The High Court Order dated 17-08-2021 was challenged by the Appellant before the Supreme Court in an Appeal. The Hon’ble Apex Court has observed and held that:
1) Section 9 (3) of the Arbitration Act provides that once an Arbitral Tribunal has been constituted, the Court shall not entertain an application under Section 9, unless the Court finds that circumstances exist which may not render, the remedy provided under Section 17 efficacious. Section 9 (3) of the Arbitration Act is reproduced below:
“Once an Arbitral Tribunal has been constituted, the Court shall not entertain such an application, unless the Court finds that circumstances exist which may not render, the remedy provided under Section 17 efficacious.”
2) It is well settled that the expression “entertain” means to consider an application and the issues that have been raised by applying mind. When a case is entertained by a court it means to include the stage of taking up the matter for consideration till the stage of pronouncement of judgment.
3) The Apex Court observed that once an arbitral tribunal is constituted, the Court cannot take up a Section 9 application for consideration, unless the remedy under Section 17 is inefficacious. However, once an application is entertained, in the sense that it is taken up for consideration, and the Court has applied its mind, in such case, the Court can certainly proceed to adjudicate the Section 9 application.

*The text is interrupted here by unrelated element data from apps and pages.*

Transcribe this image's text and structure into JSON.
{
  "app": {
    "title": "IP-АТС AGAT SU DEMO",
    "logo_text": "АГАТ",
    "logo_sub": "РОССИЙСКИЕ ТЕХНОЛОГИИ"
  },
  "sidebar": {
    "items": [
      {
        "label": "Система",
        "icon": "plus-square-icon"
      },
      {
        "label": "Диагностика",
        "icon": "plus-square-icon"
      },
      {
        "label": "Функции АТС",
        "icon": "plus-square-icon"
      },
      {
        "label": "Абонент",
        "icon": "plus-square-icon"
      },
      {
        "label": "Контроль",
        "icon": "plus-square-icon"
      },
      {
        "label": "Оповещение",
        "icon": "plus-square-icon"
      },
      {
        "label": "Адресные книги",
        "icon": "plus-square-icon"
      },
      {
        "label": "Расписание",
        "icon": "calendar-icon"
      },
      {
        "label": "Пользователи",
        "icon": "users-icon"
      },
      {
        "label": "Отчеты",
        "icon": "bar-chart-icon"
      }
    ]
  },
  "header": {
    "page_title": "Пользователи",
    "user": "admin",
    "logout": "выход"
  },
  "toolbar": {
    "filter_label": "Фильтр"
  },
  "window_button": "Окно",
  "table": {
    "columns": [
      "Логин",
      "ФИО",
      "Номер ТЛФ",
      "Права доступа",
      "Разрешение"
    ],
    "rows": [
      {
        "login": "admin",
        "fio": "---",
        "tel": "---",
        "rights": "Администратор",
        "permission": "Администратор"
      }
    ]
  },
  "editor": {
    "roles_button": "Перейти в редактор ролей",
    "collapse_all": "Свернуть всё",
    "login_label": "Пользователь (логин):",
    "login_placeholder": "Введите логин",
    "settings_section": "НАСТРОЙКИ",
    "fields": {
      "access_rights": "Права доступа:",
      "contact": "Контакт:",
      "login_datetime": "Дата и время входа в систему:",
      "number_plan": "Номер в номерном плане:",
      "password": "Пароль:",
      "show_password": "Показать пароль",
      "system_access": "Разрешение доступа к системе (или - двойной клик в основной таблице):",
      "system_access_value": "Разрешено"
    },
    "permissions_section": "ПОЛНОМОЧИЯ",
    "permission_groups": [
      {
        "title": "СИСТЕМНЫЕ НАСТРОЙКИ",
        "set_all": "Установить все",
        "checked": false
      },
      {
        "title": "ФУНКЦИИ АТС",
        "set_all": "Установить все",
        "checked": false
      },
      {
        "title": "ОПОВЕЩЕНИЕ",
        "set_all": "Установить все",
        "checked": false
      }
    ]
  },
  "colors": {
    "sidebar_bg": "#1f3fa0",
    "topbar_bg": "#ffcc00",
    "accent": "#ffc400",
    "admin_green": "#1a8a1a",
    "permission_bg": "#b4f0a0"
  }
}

4) The Court interpreted Section 9 read with Section 17 of the Arbitration Act and observed that once an arbitral tribunal is constituted, the Court would not entertain and/or in other words take up for consideration and apply its mind to a Section 9 application for interim relief, unless the remedy under Section 17 is inefficacious, even though the Section 9 application may have been filed before the constitution of the arbitral tribunal. The bar of Section 9(3) of the Arbitration Act would not operate, once an application has been entertained and taken up for consideration by a court.
5) It further said that intent behind Section 9(3) is not to turn back the clock and require a matter already reserved for orders, to be considered in entirety by the Arbitral Tribunal under Section 17 of the Arbitration Act.
6) The Court pointed out that the principles for grant of interim relief are (i) good prima facie case, (ii) balance of convenience in favour of grant of interim relief and (iii) irreparable injury or loss to the applicant for interim relief. Unless applications for interim measures are decided expeditiously, irreparable injury or prejudice may be caused to the party seeking interim relief.
7) In this case, when an Application under Section 9 of the Arbitration Act has already been taken up for consideration and is in the process of consideration or has already been considered, the question of examining whether remedy under Section 17 is efficacious or not would not arise.
8) That Court after referring to its various decisions held that the bar under Section 9(3) of the Arbitration Act operates where the application under Section 9(1) of the Arbitration Act had not been entertained till the constitution of the Arbitral Tribunal.
In view of the above, the Supreme Court held that the High Court has rightly directed the Commercial Court to proceed to complete the adjudication. However, the Appeal is allowed only to the extent of clarifying that it shall not be necessary for the Commercial Court to consider the efficacy of relief under Section 17 of Arbitration Act, since the Application under Section 9 of the Arbitration Act has already been entertained and considered by the Commercial Court.
Senior Legal Associate
The Indian Lawyer & Allied Services
Sushila Ram Varma
Chief Consultant and Co-Founder
The Indian Lawyer & Allied Services